Ireland’s Guide To Money And Living

Frugal motoring


According to research released by the AA this week, the average cost of running a family car for a year has dropped by €178.05 to €10,671.37. That figure is the result of the AA’s annual Cost of Motoring survey, which tots up the figures from a range of factors such as fuel, insurance, servicing, and tax.

Though the AA has calculated a 0.46% increase in the cost of fuel compared to last year, a decrease in motor insurance premiums is partly behind this reduction. Some consumers, however, might not have seen any change in their insurance premium just yet.

“Motorists renew their motor insurance once per year so depending on when you pay you may not have seen any fall off in the cost yet,” says Conor Faughnan, the AA’s Director of Consumer Affairs. “The best we can say is that when we compare August of this year to August of last the cost did not get any worse overall.”

However, year on year comparisons don’t take into account the huge premium increases motorists shouldered more than a year or two ago. “While it appears some progress is being made in this space, in order for the trend to continue into the future and for motorists to ultimately start seeing their premiums drop it’s important that government continues to give this issue the attention it deserves,” Faughnan adds. “In the meantime there are some things you can do to lower your car insurance costs. If you have a spouse or partner then adding them to your insurance policy, as long as they have a clean driver record, can net you a discount of up to 20% and separately it’s always worth shopping around. Even if you receive a renewal quote which seems competitive call your current insurer and others to see if anyone can do better for you.”

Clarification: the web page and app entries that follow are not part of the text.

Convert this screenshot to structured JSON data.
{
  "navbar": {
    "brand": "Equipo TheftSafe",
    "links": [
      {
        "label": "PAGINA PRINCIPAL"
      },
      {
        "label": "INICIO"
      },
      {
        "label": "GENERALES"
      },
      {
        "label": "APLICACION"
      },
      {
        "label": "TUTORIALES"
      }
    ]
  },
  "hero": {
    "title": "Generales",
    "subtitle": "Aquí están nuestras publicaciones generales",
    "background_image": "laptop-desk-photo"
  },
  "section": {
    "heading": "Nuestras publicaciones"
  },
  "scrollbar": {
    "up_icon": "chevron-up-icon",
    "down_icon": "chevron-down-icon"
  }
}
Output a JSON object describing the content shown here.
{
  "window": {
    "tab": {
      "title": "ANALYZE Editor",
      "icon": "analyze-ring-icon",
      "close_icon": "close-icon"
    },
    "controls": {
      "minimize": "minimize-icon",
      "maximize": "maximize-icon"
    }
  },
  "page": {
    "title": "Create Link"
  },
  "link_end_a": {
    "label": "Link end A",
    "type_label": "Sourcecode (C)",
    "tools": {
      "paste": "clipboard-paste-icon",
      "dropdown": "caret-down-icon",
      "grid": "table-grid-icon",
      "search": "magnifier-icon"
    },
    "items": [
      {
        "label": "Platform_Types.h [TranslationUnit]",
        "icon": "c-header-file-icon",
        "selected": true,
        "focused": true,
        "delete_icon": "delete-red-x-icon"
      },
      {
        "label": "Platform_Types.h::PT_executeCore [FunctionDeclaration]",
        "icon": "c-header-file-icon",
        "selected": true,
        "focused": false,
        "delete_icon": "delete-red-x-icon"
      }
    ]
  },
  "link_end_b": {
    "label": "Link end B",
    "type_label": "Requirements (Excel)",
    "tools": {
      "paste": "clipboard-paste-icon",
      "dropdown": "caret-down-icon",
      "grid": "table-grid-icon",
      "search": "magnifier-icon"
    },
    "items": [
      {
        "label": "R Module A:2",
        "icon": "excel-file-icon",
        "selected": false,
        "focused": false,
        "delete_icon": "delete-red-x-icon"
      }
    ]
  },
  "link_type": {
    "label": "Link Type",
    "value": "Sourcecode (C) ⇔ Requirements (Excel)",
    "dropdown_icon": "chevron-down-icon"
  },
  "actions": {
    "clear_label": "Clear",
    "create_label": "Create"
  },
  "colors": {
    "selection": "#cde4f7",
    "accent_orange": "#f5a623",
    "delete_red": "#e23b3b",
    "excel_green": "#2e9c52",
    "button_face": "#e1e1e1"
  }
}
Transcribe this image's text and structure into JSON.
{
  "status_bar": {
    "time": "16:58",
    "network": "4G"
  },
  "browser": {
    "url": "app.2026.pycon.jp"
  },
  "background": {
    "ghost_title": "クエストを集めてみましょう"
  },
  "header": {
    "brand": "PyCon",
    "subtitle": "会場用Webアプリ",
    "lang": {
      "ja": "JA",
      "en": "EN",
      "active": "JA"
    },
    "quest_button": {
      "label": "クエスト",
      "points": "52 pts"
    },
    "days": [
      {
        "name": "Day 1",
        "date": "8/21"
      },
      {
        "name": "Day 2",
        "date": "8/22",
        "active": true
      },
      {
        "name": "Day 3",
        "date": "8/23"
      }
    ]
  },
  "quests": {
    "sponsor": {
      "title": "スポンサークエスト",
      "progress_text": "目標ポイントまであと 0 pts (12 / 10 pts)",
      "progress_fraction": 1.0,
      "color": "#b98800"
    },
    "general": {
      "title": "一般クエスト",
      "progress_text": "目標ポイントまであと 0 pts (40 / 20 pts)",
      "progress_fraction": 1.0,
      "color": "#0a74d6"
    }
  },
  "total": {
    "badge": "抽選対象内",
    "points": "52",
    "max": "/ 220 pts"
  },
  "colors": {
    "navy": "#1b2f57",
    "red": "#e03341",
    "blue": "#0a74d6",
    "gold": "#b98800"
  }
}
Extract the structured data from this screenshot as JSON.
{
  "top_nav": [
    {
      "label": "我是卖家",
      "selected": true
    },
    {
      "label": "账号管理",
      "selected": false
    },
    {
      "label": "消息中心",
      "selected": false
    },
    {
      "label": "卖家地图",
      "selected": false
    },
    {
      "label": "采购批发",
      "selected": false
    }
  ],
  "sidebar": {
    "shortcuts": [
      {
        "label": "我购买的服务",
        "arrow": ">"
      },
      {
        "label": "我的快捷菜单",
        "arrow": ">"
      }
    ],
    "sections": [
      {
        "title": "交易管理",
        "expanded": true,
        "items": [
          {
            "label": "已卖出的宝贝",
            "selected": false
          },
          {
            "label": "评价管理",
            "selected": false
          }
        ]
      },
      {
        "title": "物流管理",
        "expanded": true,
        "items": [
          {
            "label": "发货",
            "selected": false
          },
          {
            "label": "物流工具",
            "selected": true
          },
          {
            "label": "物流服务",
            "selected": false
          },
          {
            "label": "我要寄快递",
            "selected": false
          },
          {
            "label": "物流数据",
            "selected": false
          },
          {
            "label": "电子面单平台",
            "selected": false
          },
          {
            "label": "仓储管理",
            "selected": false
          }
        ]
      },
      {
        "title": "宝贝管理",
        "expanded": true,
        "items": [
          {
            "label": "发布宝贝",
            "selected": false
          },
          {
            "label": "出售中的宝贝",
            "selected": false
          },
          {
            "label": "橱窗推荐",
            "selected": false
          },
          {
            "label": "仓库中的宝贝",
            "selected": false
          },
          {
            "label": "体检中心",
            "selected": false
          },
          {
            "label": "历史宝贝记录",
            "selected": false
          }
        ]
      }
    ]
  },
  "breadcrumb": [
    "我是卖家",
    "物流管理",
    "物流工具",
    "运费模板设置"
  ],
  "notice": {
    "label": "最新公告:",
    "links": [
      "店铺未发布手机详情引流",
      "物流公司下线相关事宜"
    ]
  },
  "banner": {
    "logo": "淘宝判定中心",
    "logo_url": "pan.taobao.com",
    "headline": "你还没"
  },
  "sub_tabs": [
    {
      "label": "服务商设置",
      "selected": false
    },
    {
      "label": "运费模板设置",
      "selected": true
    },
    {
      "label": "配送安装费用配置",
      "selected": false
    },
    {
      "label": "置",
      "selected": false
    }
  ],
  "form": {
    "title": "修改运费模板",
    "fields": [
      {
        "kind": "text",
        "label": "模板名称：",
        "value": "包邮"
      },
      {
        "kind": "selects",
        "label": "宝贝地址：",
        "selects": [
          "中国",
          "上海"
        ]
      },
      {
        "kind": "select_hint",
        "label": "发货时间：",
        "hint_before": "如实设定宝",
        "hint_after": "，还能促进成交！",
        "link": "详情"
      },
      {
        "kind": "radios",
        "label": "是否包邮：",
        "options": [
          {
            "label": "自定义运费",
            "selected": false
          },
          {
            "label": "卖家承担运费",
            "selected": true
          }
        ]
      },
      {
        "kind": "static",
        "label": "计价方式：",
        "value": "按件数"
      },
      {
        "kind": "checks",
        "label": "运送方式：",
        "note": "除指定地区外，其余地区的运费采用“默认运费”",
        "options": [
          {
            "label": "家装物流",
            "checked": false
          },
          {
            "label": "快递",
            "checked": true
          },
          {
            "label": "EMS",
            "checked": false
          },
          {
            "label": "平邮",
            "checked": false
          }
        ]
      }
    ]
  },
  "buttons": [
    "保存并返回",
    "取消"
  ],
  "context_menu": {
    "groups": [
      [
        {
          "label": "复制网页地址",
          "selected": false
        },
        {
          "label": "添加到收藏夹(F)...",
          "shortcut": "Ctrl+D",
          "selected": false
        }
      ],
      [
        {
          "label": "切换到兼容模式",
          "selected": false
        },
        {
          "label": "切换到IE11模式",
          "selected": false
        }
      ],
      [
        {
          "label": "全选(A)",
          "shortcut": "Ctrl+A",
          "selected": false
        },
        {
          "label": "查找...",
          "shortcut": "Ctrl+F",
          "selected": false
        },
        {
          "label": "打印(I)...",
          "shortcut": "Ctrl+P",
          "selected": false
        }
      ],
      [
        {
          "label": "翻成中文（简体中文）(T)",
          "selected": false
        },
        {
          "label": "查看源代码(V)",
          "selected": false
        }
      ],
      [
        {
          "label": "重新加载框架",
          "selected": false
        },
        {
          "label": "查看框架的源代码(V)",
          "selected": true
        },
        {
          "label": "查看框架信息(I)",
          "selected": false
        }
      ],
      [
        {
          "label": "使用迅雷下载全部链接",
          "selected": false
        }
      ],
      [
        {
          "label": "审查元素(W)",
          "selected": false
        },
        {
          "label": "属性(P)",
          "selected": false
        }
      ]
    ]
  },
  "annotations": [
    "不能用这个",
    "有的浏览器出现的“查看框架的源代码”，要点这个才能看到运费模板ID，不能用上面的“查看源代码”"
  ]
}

Frugal steps

So what else can you do to reduce the cost of motoring?

Refuel wisely – There’s no point going far out of your way to refuel, but compare local fuel stations on for the best prices.

Maintenance – Maintaining your car can be a pain, but it could save you from a bigger problem further down the line. Make sure to do regular basic checks on easier items like engine oil, fluid levels and tyres – keeping your tyres inflated to the right level could result in an extra few thousand kilometres of lifespan. And bring it in for a service on a regular basis, around once a year or every 20,000km, depending on factors including the age of the vehicle.

Cycle to work – For most people, cycling to work is impossible, but if you live within a reasonable distance it might be worth the investment. The only fuel you’ll need are regular meals to keep your legs pumping, and you’ll find your health improving as the weeks and months go by. Consider a foldable bike if you’re completing part of the journey by bus or rail; Irish Rail, Luas and many other public transport providers will carry foldable bikes for free (some also carry regular bikes without charge).

Carpool – A great way to save on your fuel bills, share the trip to work with a few colleagues, perhaps alternating the days you drive. Or check out Carpool Ireland or


When not writing about all things personal finance, You & Your Money's editor Conor Forrest enjoys reading, football and getting lost in an ocean of Wikipedia articles.